Whenever a line in the data below includes the string "arrow", copy it out.

[Data records for software interfaces]
»»

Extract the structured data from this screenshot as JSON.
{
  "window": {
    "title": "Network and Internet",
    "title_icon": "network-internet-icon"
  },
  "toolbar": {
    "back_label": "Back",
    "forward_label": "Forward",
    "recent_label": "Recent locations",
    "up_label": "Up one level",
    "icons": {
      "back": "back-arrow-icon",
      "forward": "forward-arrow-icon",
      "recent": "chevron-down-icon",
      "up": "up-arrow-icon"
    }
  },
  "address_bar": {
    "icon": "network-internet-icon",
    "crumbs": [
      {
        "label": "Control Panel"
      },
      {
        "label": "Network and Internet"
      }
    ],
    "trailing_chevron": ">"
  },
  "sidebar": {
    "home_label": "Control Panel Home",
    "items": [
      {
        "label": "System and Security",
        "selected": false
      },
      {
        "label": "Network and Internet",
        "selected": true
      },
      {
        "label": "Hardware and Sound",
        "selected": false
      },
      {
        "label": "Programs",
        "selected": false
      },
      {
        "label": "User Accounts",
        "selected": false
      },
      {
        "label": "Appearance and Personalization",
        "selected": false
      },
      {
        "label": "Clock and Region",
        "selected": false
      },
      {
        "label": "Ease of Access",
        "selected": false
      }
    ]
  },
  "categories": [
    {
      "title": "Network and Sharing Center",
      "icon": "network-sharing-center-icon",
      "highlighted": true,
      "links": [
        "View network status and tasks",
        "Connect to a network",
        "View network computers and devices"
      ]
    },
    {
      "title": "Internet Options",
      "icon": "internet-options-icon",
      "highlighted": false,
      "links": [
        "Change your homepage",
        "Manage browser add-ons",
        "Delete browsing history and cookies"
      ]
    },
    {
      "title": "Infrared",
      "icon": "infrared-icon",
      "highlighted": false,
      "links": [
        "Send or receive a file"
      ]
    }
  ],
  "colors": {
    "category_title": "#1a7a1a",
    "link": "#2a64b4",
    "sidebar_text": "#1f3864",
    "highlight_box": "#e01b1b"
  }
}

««

= Written solution =
      "back": "back-arrow-icon",
      "forward": "forward-arrow-icon",
      "up": "up-arrow-icon"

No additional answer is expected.